Biblical Archaeology Review, March/April 1993
The Bible portrays the Philistines as Israel’s cruel and ruthless enemy. The two peoples engaged in a fierce struggle for control of the land in the 12th–11th centuries B.C.E. We all know the stories of Samson’s struggles against the...
Biblical Archaeology Review, November/December 2014
Accidental discoveries of two pits containing cult figurines have led me to discern an extraordinary development in Israelite religious observance. This development occurred when the Jews returned from the Babylonian Exile in the sixth to...
Biblical Archaeology Review, July/August 1989
The Assyrians impressed their culture on Israel … the Babylonians left no trace
The Assyrians and Babylonians both ravaged large parts of ancient Israel, yet the archaeological evidence from the aftermath of their respective conquests tells two very different stories. Why? In 721 B.C.E., the Assyrians brought an end to...
Biblical Archaeology Review, November/December 2000
Everyone wants to know who lived at Qumran, the settlement adjacent to the caves where the Dead Sea Scrolls were found. And sometimes it seems that everyone has a different opinion. With hopes of helping to solve the riddle, I’d like to...
Biblical Archaeology Review, November/December 1996
With a commercial empire that lasted a millennium, the Phoenicians were major players in the ancient Mediterranean world. Spreading their culture and goods, they came into contact with many different groups, but their relationship with the Israelites was distinct. Join Ephraim Stern as he explores the Phoenicians’ identity and interactions with their close neighbor and ally, Israel.
Biblical Archaeology Review, November/December 2017
History runs deep at Tel Dor—45 feet deep to be exact! Layer upon layer of ancient cities, each built on the ruins of its predecessor, have formed this immense mound on Israel’s Mediterranean coast, about 12 miles south of Haifa. As...

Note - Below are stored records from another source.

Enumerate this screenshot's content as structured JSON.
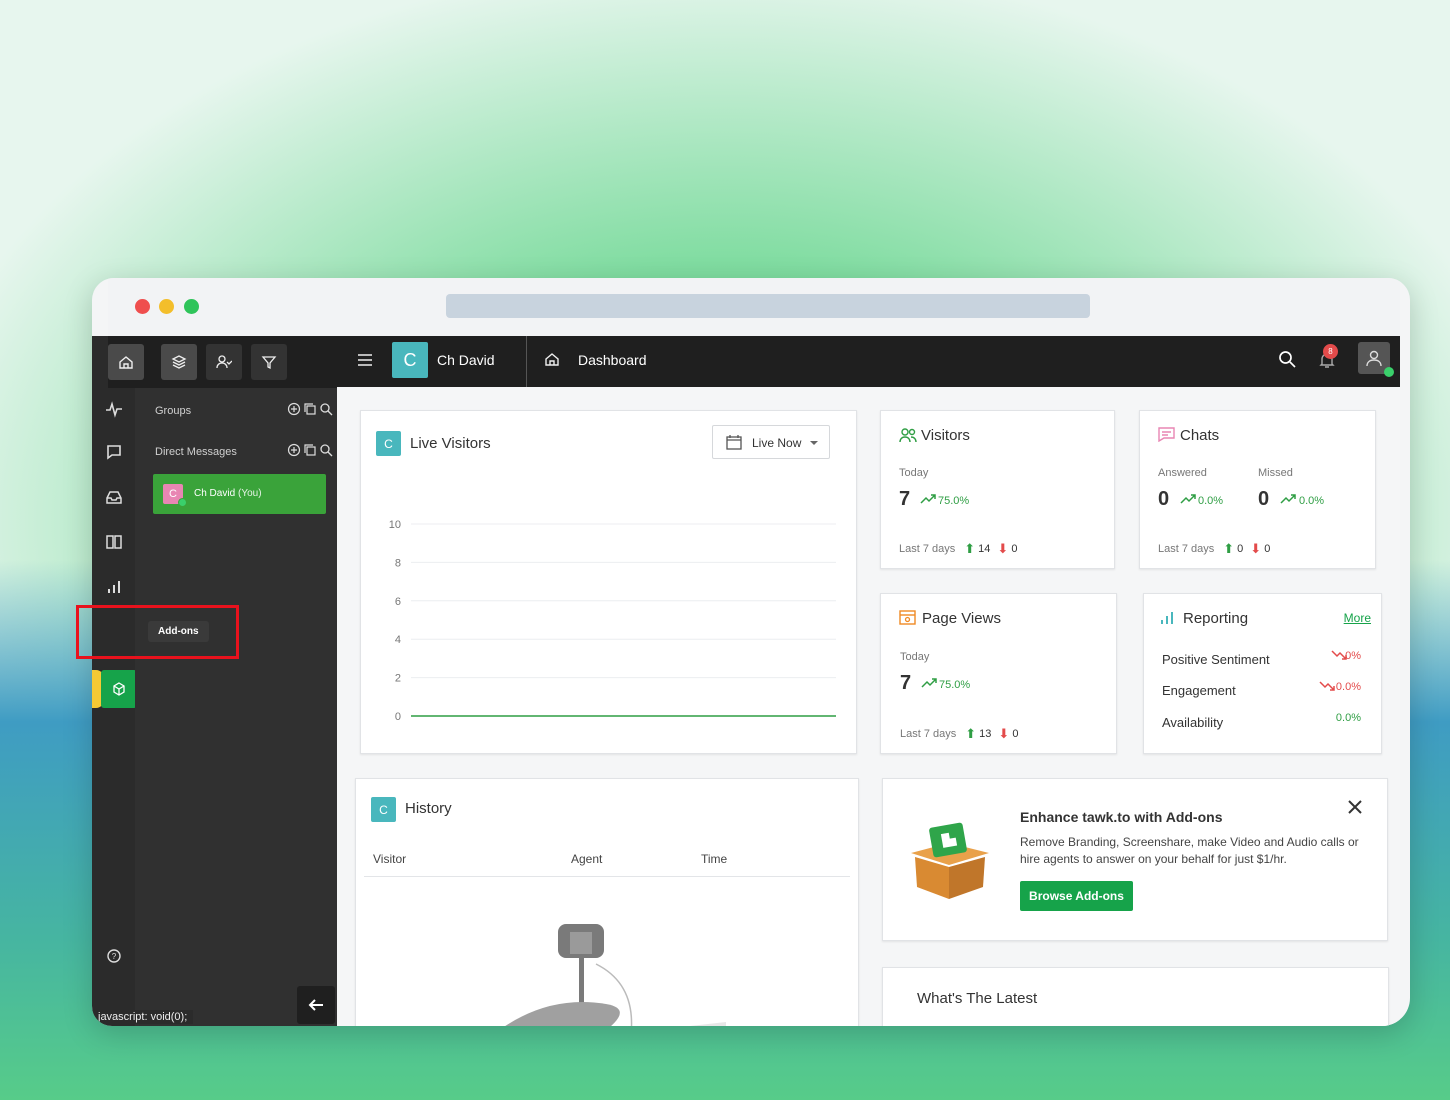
{
  "app": {
    "account_initial": "C",
    "account_name": "Ch David",
    "page_title": "Dashboard",
    "notification_count": "8"
  },
  "panel": {
    "groups_label": "Groups",
    "dm_label": "Direct Messages",
    "dm_user_initial": "C",
    "dm_user_name": "Ch David",
    "dm_user_suffix": "(You)"
  },
  "tooltip": "Add-ons",
  "status_bar": "javascript: void(0);",
  "live_visitors": {
    "badge": "C",
    "title": "Live Visitors",
    "range_label": "Live Now"
  },
  "chart_data": {
    "type": "line",
    "title": "",
    "xlabel": "",
    "ylabel": "",
    "yticks": [
      "10",
      "8",
      "6",
      "4",
      "2",
      "0"
    ],
    "ylim": [
      0,
      10
    ],
    "series": [
      {
        "values": [
          0,
          0
        ]
      }
    ]
  },
  "visitors": {
    "title": "Visitors",
    "today_label": "Today",
    "value": "7",
    "change": "75.0%",
    "last7_label": "Last 7 days",
    "up": "14",
    "down": "0"
  },
  "chats": {
    "title": "Chats",
    "answered_label": "Answered",
    "missed_label": "Missed",
    "answered_value": "0",
    "answered_change": "0.0%",
    "missed_value": "0",
    "missed_change": "0.0%",
    "last7_label": "Last 7 days",
    "up": "0",
    "down": "0"
  },
  "page_views": {
    "title": "Page Views",
    "today_label": "Today",
    "value": "7",
    "change": "75.0%",
    "last7_label": "Last 7 days",
    "up": "13",
    "down": "0"
  },
  "reporting": {
    "title": "Reporting",
    "more": "More",
    "rows": [
      {
        "label": "Positive Sentiment",
        "value": "0%"
      },
      {
        "label": "Engagement",
        "value": "0.0%"
      },
      {
        "label": "Availability",
        "value": "0.0%"
      }
    ]
  },
  "history": {
    "badge": "C",
    "title": "History",
    "columns": [
      "Visitor",
      "Agent",
      "Time"
    ]
  },
  "addons": {
    "title": "Enhance tawk.to with Add-ons",
    "description": "Remove Branding, Screenshare, make Video and Audio calls or hire agents to answer on your behalf for just $1/hr.",
    "button": "Browse Add-ons"
  },
  "latest": {
    "title": "What's The Latest"
  }
}
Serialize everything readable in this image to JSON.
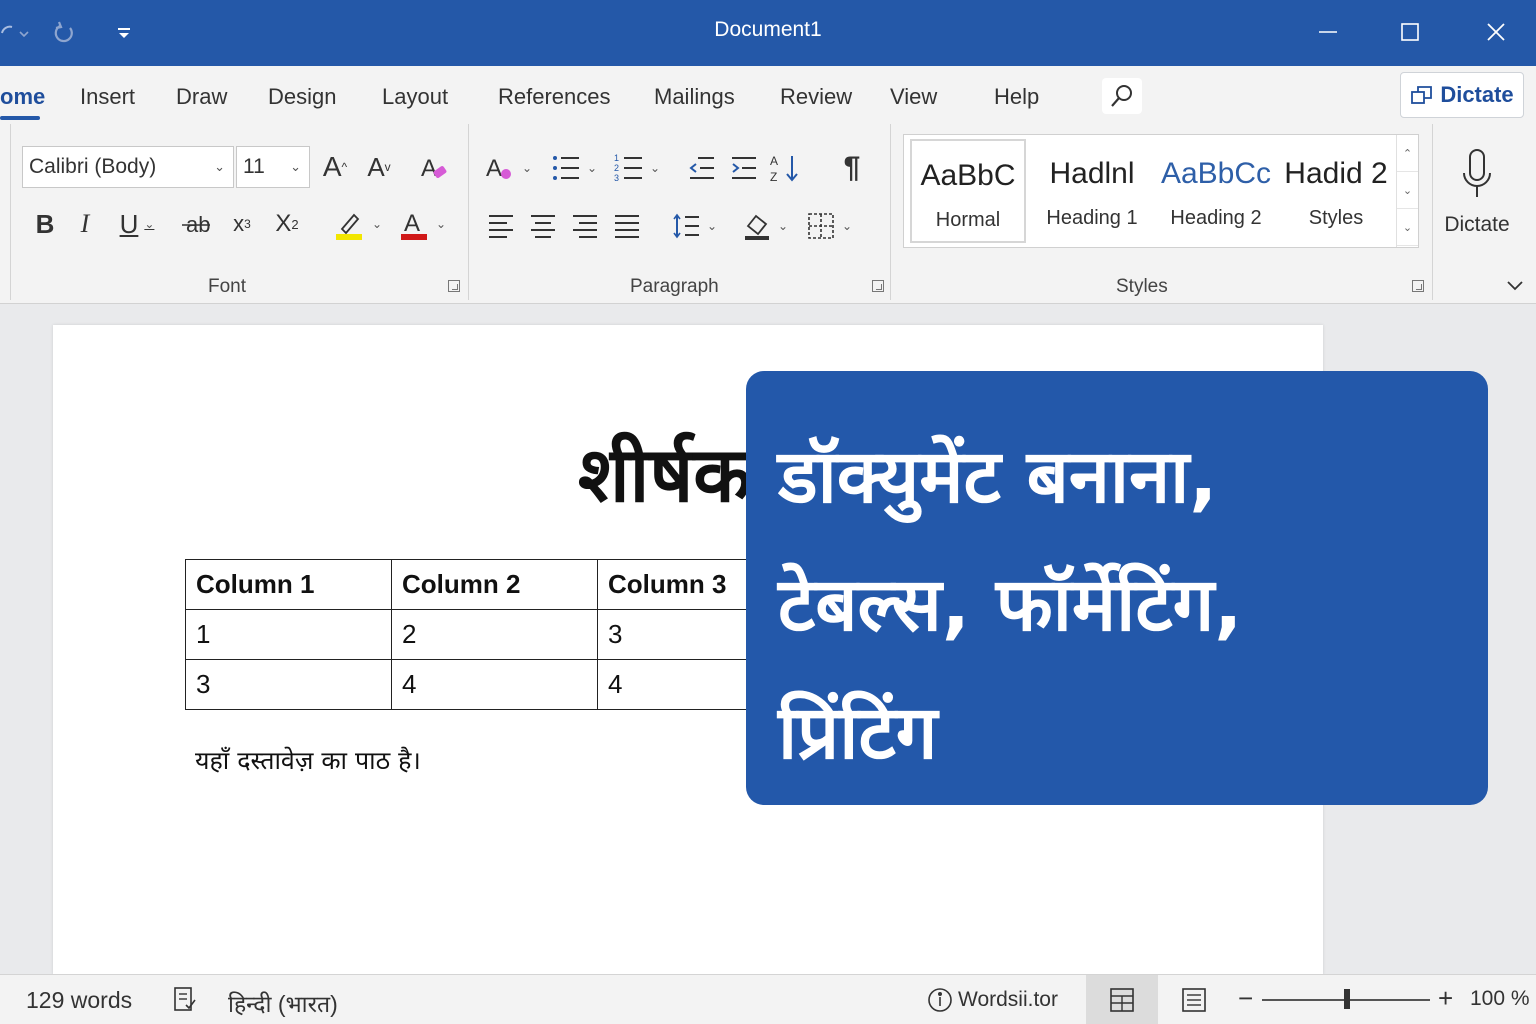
{
  "window": {
    "title": "Document1"
  },
  "tabs": [
    {
      "label": "ome"
    },
    {
      "label": "Insert"
    },
    {
      "label": "Draw"
    },
    {
      "label": "Design"
    },
    {
      "label": "Layout"
    },
    {
      "label": "References"
    },
    {
      "label": "Mailings"
    },
    {
      "label": "Review"
    },
    {
      "label": "View"
    },
    {
      "label": "Help"
    }
  ],
  "dictate_top": {
    "label": "Dictate"
  },
  "font": {
    "family": "Calibri (Body)",
    "size": "11",
    "group_label": "Font",
    "highlight_color": "#f2e600",
    "font_color": "#d01818"
  },
  "paragraph": {
    "group_label": "Paragraph",
    "pilcrow": "¶"
  },
  "styles": {
    "group_label": "Styles",
    "items": [
      {
        "preview": "AaBbC",
        "name": "Hormal",
        "color": "#222222"
      },
      {
        "preview": "Hadlnl",
        "name": "Heading 1",
        "color": "#222222"
      },
      {
        "preview": "AaBbCc",
        "name": "Heading 2",
        "color": "#2e5fa8"
      },
      {
        "preview": "Hadid 2",
        "name": "Styles",
        "color": "#222222"
      }
    ]
  },
  "dictate": {
    "label": "Dictate"
  },
  "document": {
    "title": "शीर्षक",
    "table": {
      "headers": [
        "Column 1",
        "Column 2",
        "Column 3"
      ],
      "rows": [
        [
          "1",
          "2",
          "3"
        ],
        [
          "3",
          "4",
          "4"
        ]
      ]
    },
    "paragraph": "यहाँ दस्तावेज़ का पाठ है।"
  },
  "banner": {
    "lines": [
      "डॉक्युमेंट बनाना,",
      "टेबल्स, फॉर्मेटिंग,",
      "प्रिंटिंग"
    ],
    "color": "#2358aa"
  },
  "status": {
    "words": "129 words",
    "language": "हिन्दी (भारत)",
    "website": "Wordsii.tor",
    "zoom": "100 %",
    "zoom_minus": "−",
    "zoom_plus": "+"
  }
}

Biblical Archaeology Review, January/February 1993
At 6:00 A.M. on Wednesday, June 20, 2012, Bryan Bozung made an exciting discovery. A recent graduate of Brigham Young University, he has now begun studying for a Masters in Theological Studies at Yale University. But this morning he was...
Biblical Archaeology Review, January/February 2013
Often, Lent means very little. Modern American Christianity tends to leap from a cross of ashes borne on Ash Wednesday right into the glory of Easter.
Bible Review, February 1997
The difference in date between Passover and Easter is only the external sign of a division between Jews and Christians that has resulted in the darkest chapters of Christian history.
Bible Review, February 1993
Only in Luke do we find a group of women among Jesus’ followers who parallel the 12 male disciples. If Luke reflects any prejudice, it is against people who are wealthy and comfortable.
Bible Review, June 1992
Luke presents Jesus’ birth as a political message. But it is not the birth of an emperor that ushers in an era of peace: Rather it is the birth of a child in Bethlehem.
Bible Review, October 1994